COMMENTS:  I wondered going into Inception: if I was making a thriller about dreams, one Continue reading CAPSULE: INCEPTION (2010)

CAPSULE: SHUTTER ISLAND (2010)

Recommended

DIRECTED BY: Martin Scorsese

FEATURING: Leonardo DiCaprio, Mark Ruffalo, Ben Kingsley, Michelle Williams

PLOT: A U.S. Marshall with a tragic past investigates a mysterious disappearance at an asylum for the criminally insane on a craggy, isolated Massachusetts island in the 1950s.

Still from Shutter Island (2010)


WHY IT WON’T MAKE THE LIST:  Scorsese sprinkles a few flakes of weirdness into his mainstream thriller for flavor, but it’s carefully tailored for the mild tastes of the masses.

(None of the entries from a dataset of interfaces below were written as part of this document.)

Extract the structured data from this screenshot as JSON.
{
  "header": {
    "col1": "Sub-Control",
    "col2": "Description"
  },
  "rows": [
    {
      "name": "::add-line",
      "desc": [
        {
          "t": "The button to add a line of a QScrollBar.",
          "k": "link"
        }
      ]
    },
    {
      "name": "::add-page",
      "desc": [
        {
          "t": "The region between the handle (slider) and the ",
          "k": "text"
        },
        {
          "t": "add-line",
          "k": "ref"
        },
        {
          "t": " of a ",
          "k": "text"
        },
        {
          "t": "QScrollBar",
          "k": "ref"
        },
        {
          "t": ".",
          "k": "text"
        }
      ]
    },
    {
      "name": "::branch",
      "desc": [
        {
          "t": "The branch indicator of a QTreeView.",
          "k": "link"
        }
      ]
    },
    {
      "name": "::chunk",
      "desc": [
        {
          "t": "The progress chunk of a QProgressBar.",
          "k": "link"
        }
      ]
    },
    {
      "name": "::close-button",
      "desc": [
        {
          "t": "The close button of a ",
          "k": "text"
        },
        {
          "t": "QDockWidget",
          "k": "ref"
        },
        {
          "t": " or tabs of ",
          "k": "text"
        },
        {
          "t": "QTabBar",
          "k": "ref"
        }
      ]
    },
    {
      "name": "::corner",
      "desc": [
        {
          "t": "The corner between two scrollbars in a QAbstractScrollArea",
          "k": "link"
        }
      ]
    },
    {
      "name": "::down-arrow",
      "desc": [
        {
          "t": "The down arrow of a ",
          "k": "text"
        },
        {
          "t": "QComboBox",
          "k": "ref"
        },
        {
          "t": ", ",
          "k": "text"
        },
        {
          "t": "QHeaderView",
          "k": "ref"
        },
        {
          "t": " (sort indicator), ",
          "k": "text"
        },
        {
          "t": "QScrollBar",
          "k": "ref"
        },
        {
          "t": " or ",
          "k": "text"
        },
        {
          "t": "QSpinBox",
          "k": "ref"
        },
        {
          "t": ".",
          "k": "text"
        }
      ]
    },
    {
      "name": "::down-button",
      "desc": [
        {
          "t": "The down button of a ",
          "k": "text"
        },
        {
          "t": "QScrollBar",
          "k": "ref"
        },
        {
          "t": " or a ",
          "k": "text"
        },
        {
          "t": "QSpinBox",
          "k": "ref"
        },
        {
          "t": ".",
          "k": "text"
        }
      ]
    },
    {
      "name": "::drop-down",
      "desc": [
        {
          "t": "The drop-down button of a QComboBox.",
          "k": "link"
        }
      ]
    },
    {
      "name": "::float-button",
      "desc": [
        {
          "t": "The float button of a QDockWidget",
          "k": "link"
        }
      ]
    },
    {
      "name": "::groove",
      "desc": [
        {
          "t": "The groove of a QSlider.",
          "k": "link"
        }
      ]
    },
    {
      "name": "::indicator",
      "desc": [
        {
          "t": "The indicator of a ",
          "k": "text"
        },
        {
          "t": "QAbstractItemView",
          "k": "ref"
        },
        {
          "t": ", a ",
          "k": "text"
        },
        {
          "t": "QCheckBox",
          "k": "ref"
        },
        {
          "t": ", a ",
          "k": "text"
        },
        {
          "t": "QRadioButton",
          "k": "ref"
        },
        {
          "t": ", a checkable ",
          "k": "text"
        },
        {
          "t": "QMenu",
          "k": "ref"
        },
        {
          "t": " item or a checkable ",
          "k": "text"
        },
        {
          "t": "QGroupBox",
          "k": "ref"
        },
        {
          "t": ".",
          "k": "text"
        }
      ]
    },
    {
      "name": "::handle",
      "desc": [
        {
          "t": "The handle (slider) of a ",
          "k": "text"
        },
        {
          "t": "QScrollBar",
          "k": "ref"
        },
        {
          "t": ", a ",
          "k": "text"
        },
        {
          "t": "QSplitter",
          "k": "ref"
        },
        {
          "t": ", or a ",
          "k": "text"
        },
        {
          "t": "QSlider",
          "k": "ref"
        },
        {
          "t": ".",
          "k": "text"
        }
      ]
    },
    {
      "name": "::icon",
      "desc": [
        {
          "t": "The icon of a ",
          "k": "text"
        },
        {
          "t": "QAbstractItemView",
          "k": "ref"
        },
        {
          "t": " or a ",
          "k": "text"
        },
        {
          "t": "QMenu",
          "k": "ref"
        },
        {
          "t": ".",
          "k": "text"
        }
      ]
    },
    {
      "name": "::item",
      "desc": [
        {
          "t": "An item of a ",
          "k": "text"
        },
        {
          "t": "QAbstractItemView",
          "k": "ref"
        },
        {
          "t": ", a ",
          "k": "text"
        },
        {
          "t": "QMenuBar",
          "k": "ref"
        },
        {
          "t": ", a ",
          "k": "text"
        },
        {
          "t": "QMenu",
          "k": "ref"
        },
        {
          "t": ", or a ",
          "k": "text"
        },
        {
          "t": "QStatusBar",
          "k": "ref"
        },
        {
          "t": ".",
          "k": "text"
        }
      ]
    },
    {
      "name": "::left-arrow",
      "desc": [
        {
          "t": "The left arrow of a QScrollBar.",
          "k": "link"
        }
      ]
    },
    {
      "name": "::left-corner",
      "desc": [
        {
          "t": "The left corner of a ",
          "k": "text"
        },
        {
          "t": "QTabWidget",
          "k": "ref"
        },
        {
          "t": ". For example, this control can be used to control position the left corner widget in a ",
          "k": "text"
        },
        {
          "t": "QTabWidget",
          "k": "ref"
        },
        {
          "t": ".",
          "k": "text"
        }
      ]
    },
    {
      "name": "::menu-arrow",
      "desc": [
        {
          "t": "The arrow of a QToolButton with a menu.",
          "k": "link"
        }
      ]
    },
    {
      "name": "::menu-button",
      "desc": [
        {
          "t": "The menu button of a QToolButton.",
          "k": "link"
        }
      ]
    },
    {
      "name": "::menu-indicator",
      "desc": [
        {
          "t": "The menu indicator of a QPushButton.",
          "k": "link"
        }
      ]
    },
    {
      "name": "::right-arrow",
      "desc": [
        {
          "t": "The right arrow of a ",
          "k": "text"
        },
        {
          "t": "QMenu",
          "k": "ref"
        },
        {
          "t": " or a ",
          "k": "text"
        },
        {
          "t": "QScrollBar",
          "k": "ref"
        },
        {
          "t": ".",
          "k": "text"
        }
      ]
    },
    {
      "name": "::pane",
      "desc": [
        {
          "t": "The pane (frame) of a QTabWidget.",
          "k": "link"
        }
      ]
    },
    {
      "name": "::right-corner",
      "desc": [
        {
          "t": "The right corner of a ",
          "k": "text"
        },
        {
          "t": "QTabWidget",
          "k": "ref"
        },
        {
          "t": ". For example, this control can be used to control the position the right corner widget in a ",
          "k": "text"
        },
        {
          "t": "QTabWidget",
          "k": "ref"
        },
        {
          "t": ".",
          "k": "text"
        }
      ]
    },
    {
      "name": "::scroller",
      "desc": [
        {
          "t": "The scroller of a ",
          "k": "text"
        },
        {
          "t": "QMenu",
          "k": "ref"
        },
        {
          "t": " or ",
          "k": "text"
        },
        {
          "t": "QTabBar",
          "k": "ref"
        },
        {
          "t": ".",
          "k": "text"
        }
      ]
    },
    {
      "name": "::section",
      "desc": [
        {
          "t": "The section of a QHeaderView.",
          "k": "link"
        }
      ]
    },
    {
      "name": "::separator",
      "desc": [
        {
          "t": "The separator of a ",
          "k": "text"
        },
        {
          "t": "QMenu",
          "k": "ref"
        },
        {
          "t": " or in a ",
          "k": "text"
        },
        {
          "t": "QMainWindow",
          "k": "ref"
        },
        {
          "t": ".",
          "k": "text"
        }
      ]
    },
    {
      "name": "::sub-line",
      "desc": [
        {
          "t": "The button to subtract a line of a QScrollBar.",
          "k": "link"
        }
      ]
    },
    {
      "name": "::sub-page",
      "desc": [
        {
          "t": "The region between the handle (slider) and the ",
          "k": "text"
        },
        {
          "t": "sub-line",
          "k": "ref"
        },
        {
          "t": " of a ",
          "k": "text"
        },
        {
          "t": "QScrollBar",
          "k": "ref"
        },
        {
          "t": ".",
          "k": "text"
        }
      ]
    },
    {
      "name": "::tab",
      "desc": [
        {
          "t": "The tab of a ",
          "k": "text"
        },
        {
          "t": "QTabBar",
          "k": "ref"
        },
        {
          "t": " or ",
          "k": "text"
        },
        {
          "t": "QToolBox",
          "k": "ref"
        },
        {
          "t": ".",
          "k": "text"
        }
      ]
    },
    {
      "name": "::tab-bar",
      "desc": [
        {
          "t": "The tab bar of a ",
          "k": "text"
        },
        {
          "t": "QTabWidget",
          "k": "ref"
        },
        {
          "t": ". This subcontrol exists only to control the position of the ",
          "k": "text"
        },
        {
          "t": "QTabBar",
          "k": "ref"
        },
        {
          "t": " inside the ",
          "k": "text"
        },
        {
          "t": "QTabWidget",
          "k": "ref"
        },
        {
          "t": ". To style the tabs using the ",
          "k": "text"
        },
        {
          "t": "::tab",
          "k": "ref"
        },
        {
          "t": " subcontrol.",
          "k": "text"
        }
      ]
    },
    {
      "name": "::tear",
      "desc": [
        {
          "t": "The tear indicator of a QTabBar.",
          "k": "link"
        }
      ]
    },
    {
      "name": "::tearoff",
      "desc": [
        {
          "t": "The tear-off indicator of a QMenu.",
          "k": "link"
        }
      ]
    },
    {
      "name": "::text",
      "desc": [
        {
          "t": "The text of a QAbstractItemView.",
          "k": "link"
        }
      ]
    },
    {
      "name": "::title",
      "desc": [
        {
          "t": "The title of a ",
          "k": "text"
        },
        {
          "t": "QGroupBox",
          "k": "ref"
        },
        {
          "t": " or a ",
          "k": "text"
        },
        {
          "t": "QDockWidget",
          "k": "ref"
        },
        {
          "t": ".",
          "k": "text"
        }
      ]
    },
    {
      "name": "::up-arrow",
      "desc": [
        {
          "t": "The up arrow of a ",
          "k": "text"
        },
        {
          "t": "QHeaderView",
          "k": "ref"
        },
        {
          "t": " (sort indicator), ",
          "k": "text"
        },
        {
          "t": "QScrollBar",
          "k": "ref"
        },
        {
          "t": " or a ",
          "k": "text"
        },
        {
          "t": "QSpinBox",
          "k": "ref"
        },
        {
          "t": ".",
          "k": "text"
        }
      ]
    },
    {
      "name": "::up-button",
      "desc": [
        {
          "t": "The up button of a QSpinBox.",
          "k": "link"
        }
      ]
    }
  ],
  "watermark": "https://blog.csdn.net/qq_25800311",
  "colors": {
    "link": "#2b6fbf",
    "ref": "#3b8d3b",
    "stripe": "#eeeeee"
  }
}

COMMENTS:  Atmosphere and suspense rule as Scorsese leaves film’s mainland to investigate the genre islands.  With a horror movie aesthetic, a film noir hero and a brainteaser mystery plot, Shutter Island is a mini-history of popular movie mechanics, with some psychology and dark drama thrown in to provide a sense of gravitas.  It’s no masterpiece, but it does effectively draw you into its mysterious labyrinth for two hours.  Overwrought in the best way, this is the type of movie where portentous strings keep coming at the viewer like driving sheets of rain in a hurricane, key scenes take place in darkened cells filled with the criminally insane or in ruined cemeteries, and Nazis, lobotomizing surgeons, and drug-induced hallucinations all play a part in the paranoid plot.  DiCaprio puts in a fine performance as Teddy Daniels, a tough guy whose callous exterior may just be scar tissue from the wounds he’s suffered in a tough life.  A war veteran who was present at the liberation of the Dachau death camps, Daniels may have committed acts that still haunt him; returning home, he turns to booze and then quickly suffers further tragedy when he loses his young wife to a violent tragedy.  Guilt, regret and lust for revenge haunt our hero, and impede his investigation of the murderess who’s disappeared from her locked cell as surely as does administrator Ben Kingsley’s odd reluctance to hand over patient medical files to the two federal marshals.  Scorsese plumbs DiCaprio’s psyche for spooky dream sequences, such as one where he embraces his dead wife while ash falls around them like snow; as the scene progresses her back turn into a burning cinder, while a cascade of blood simultaneously soaks the front of her dress.  As the flick progresses, reality becomes plastic and the seeming illogic of the plot increases; DiCaprio’s flashbacks and dreams take up a larger portion of the action and sometimes bleed into the real world.  Despite a mounting sense of weirdness, though, all is resolved rationally at the end.

You may guess the final twist, or you may not.  The true test of a mystery/thriller is not whether the twist ending surprises you—it’s a bonus if it does and will make the movie a classic, but there are only so many unthought-of tricks that a director can deploy without cheating.  Our capacity to be surprised depends more on cinematic inexperience than anything else.  The true virtue of a thriller is not to fool us but to put us inside the endangered shoes of the protagonist, and fill us with doubts as to our safety, understanding, even sanity.  When this movie’s clicking, the suspense is high and the Gothic atmosphere is thick and beautiful, making it well worth the short ferry ride out to Shutter Island.

WHAT THE CRITICS SAY:

“…like a Hardy Boys mystery directed by David Lynch.”–Andrew O’Hehir, Salon.com (contemporaneous)